The string "number" appears in some lines of the entries that follow; copy each such line.

*** Opening of Records to process ***

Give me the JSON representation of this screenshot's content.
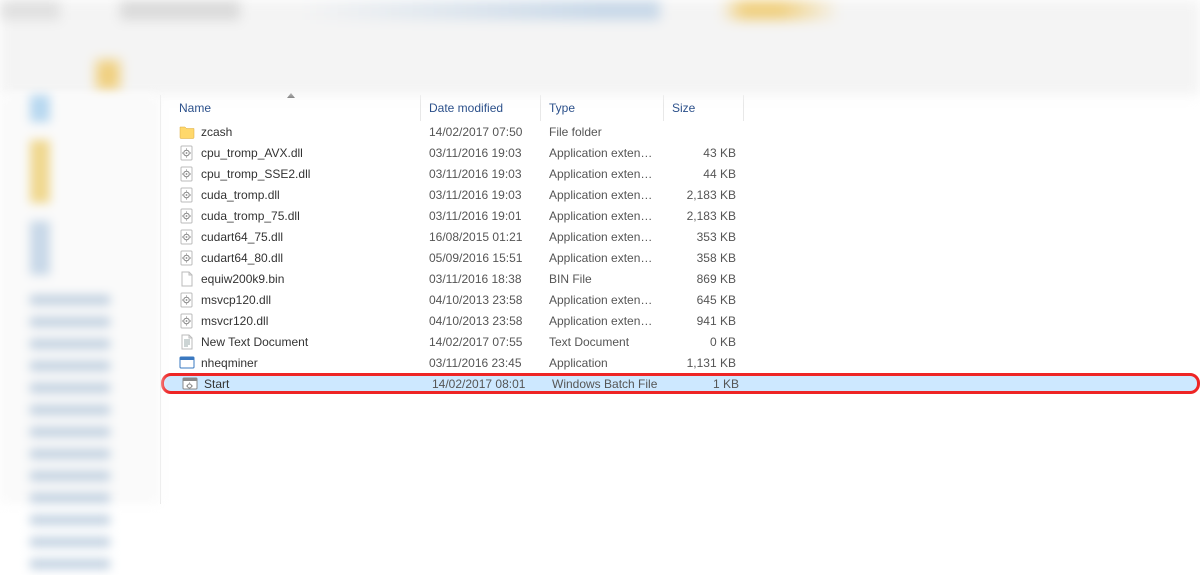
{
  "columns": {
    "name": "Name",
    "date": "Date modified",
    "type": "Type",
    "size": "Size"
  },
  "files": [
    {
      "name": "zcash",
      "date": "14/02/2017 07:50",
      "type": "File folder",
      "size": "",
      "icon": "folder"
    },
    {
      "name": "cpu_tromp_AVX.dll",
      "date": "03/11/2016 19:03",
      "type": "Application extens...",
      "size": "43 KB",
      "icon": "dll"
    },
    {
      "name": "cpu_tromp_SSE2.dll",
      "date": "03/11/2016 19:03",
      "type": "Application extens...",
      "size": "44 KB",
      "icon": "dll"
    },
    {
      "name": "cuda_tromp.dll",
      "date": "03/11/2016 19:03",
      "type": "Application extens...",
      "size": "2,183 KB",
      "icon": "dll"
    },
    {
      "name": "cuda_tromp_75.dll",
      "date": "03/11/2016 19:01",
      "type": "Application extens...",
      "size": "2,183 KB",
      "icon": "dll"
    },
    {
      "name": "cudart64_75.dll",
      "date": "16/08/2015 01:21",
      "type": "Application extens...",
      "size": "353 KB",
      "icon": "dll"
    },
    {
      "name": "cudart64_80.dll",
      "date": "05/09/2016 15:51",
      "type": "Application extens...",
      "size": "358 KB",
      "icon": "dll"
    },
    {
      "name": "equiw200k9.bin",
      "date": "03/11/2016 18:38",
      "type": "BIN File",
      "size": "869 KB",
      "icon": "blank"
    },
    {
      "name": "msvcp120.dll",
      "date": "04/10/2013 23:58",
      "type": "Application extens...",
      "size": "645 KB",
      "icon": "dll"
    },
    {
      "name": "msvcr120.dll",
      "date": "04/10/2013 23:58",
      "type": "Application extens...",
      "size": "941 KB",
      "icon": "dll"
    },
    {
      "name": "New Text Document",
      "date": "14/02/2017 07:55",
      "type": "Text Document",
      "size": "0 KB",
      "icon": "text"
    },
    {
      "name": "nheqminer",
      "date": "03/11/2016 23:45",
      "type": "Application",
      "size": "1,131 KB",
      "icon": "exe"
    },
    {
      "name": "Start",
      "date": "14/02/2017 08:01",
      "type": "Windows Batch File",
      "size": "1 KB",
      "icon": "bat",
      "selected": true,
      "highlighted": true
    }
  ]
}
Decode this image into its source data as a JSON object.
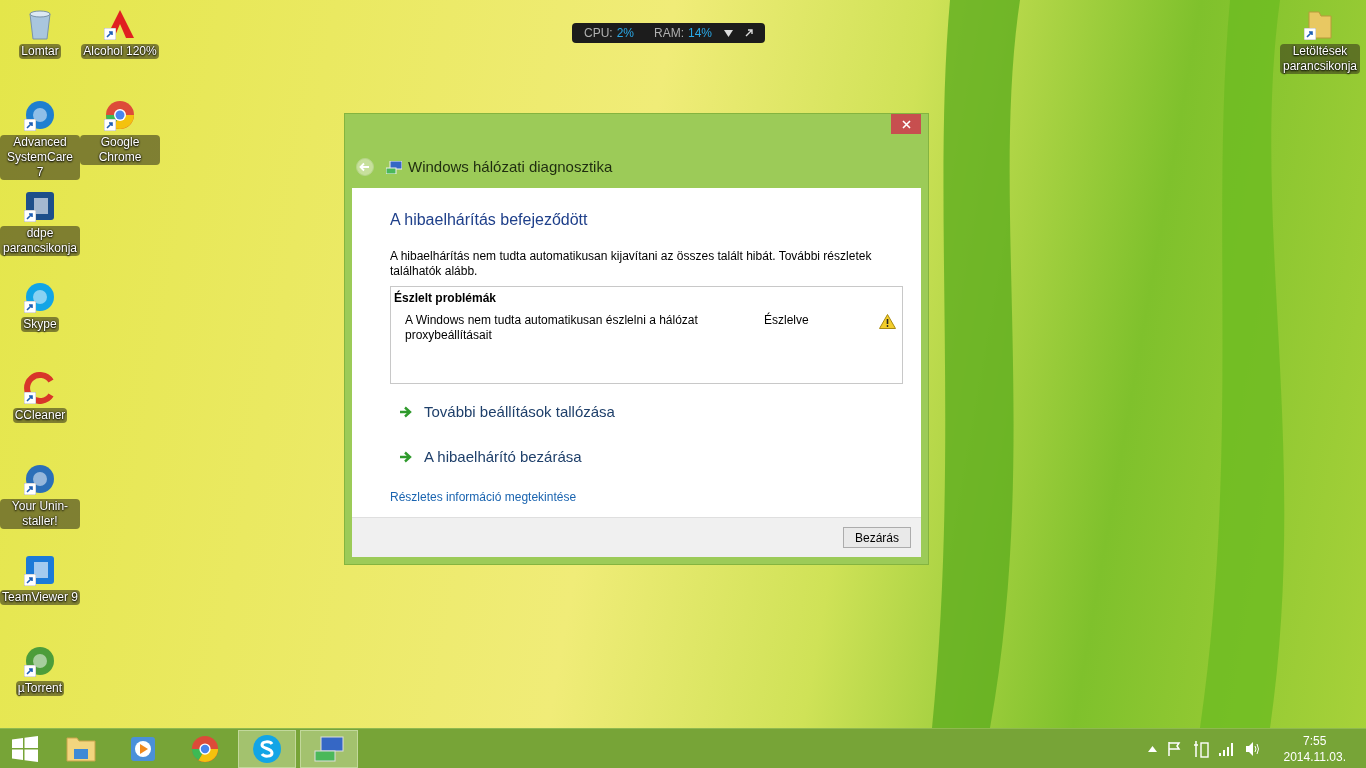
{
  "desktop": {
    "icon_columns": [
      [
        {
          "label": "Lomtar",
          "kind": "bin",
          "color": "#a9c6de",
          "shortcut": false
        },
        {
          "label": "Advanced SystemCare 7",
          "kind": "circle",
          "color": "#1f7fd0",
          "shortcut": true
        },
        {
          "label": "ddpe parancsikonja",
          "kind": "square",
          "color": "#1d4f8a",
          "shortcut": true
        },
        {
          "label": "Skype",
          "kind": "circle",
          "color": "#12a5e6",
          "shortcut": true
        },
        {
          "label": "CCleaner",
          "kind": "ring",
          "color": "#d8352a",
          "shortcut": true
        },
        {
          "label": "Your Unin-staller!",
          "kind": "circle",
          "color": "#2b6fb8",
          "shortcut": true
        },
        {
          "label": "TeamViewer 9",
          "kind": "square",
          "color": "#1c7ad8",
          "shortcut": true
        },
        {
          "label": "µTorrent",
          "kind": "circle",
          "color": "#4c9d3a",
          "shortcut": true
        }
      ],
      [
        {
          "label": "Alcohol 120%",
          "kind": "letter",
          "color": "#e02020",
          "shortcut": true
        },
        {
          "label": "Google Chrome",
          "kind": "chrome",
          "color": "#dd4b39",
          "shortcut": true
        }
      ]
    ],
    "right_icons": [
      {
        "label": "Letöltések parancsikonja",
        "kind": "folder",
        "color": "#e8c862",
        "shortcut": true
      }
    ]
  },
  "monitor": {
    "cpu_label": "CPU:",
    "cpu_value": "2%",
    "ram_label": "RAM:",
    "ram_value": "14%"
  },
  "window": {
    "title": "Windows hálózati diagnosztika",
    "heading": "A hibaelhárítás befejeződött",
    "message": "A hibaelhárítás nem tudta automatikusan kijavítani az összes talált hibát. További részletek találhatók alább.",
    "problems": {
      "header": "Észlelt problémák",
      "rows": [
        {
          "text": "A Windows nem tudta automatikusan észlelni a hálózat proxybeállításait",
          "status": "Észlelve"
        }
      ]
    },
    "options": [
      "További beállítások tallózása",
      "A hibaelhárító bezárása"
    ],
    "details_link": "Részletes információ megtekintése",
    "buttons": [
      "Bezárás"
    ]
  },
  "taskbar": {
    "items": [
      {
        "kind": "folder",
        "active": false
      },
      {
        "kind": "media",
        "active": false
      },
      {
        "kind": "chrome",
        "active": false
      },
      {
        "kind": "skype",
        "active": true
      },
      {
        "kind": "network",
        "active": true
      }
    ],
    "time": "7:55",
    "date": "2014.11.03."
  }
}
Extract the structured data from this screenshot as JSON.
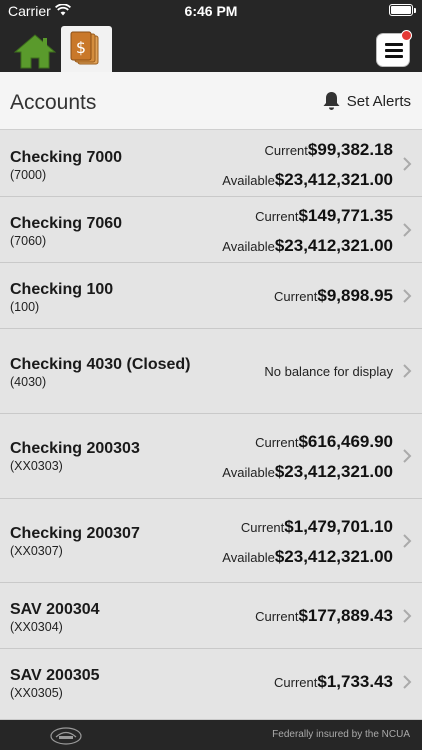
{
  "status_bar": {
    "carrier": "Carrier",
    "time": "6:46 PM"
  },
  "header": {
    "title": "Accounts",
    "alerts_label": "Set Alerts"
  },
  "accounts": [
    {
      "name": "Checking 7000",
      "number": "(7000)",
      "current_label": "Current",
      "current": "$99,382.18",
      "available_label": "Available",
      "available": "$23,412,321.00"
    },
    {
      "name": "Checking 7060",
      "number": "(7060)",
      "current_label": "Current",
      "current": "$149,771.35",
      "available_label": "Available",
      "available": "$23,412,321.00"
    },
    {
      "name": "Checking 100",
      "number": "(100)",
      "current_label": "Current",
      "current": "$9,898.95"
    },
    {
      "name": "Checking 4030 (Closed)",
      "number": "(4030)",
      "message": "No balance for display"
    },
    {
      "name": "Checking 200303",
      "number": "(XX0303)",
      "current_label": "Current",
      "current": "$616,469.90",
      "available_label": "Available",
      "available": "$23,412,321.00"
    },
    {
      "name": "Checking 200307",
      "number": "(XX0307)",
      "current_label": "Current",
      "current": "$1,479,701.10",
      "available_label": "Available",
      "available": "$23,412,321.00"
    },
    {
      "name": "SAV 200304",
      "number": "(XX0304)",
      "current_label": "Current",
      "current": "$177,889.43"
    },
    {
      "name": "SAV 200305",
      "number": "(XX0305)",
      "current_label": "Current",
      "current": "$1,733.43"
    }
  ],
  "footer": {
    "insured_text": "Federally insured by the NCUA"
  },
  "colors": {
    "top_bar": "#262626",
    "home_green": "#5a9a2c",
    "accounts_orange": "#c9782a",
    "alert_red": "#e53935"
  },
  "icons": [
    "wifi-icon",
    "battery-icon",
    "home-icon",
    "accounts-dollar-icon",
    "hamburger-menu-icon",
    "bell-icon",
    "chevron-right-icon",
    "credit-union-logo-icon"
  ]
}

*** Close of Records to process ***

Response to the exercise:
      "number": "(7000)",
      "number": "(7060)",
      "number": "(100)",
      "number": "(4030)",
      "number": "(XX0303)",
      "number": "(XX0307)",
      "number": "(XX0304)",
      "number": "(XX0305)",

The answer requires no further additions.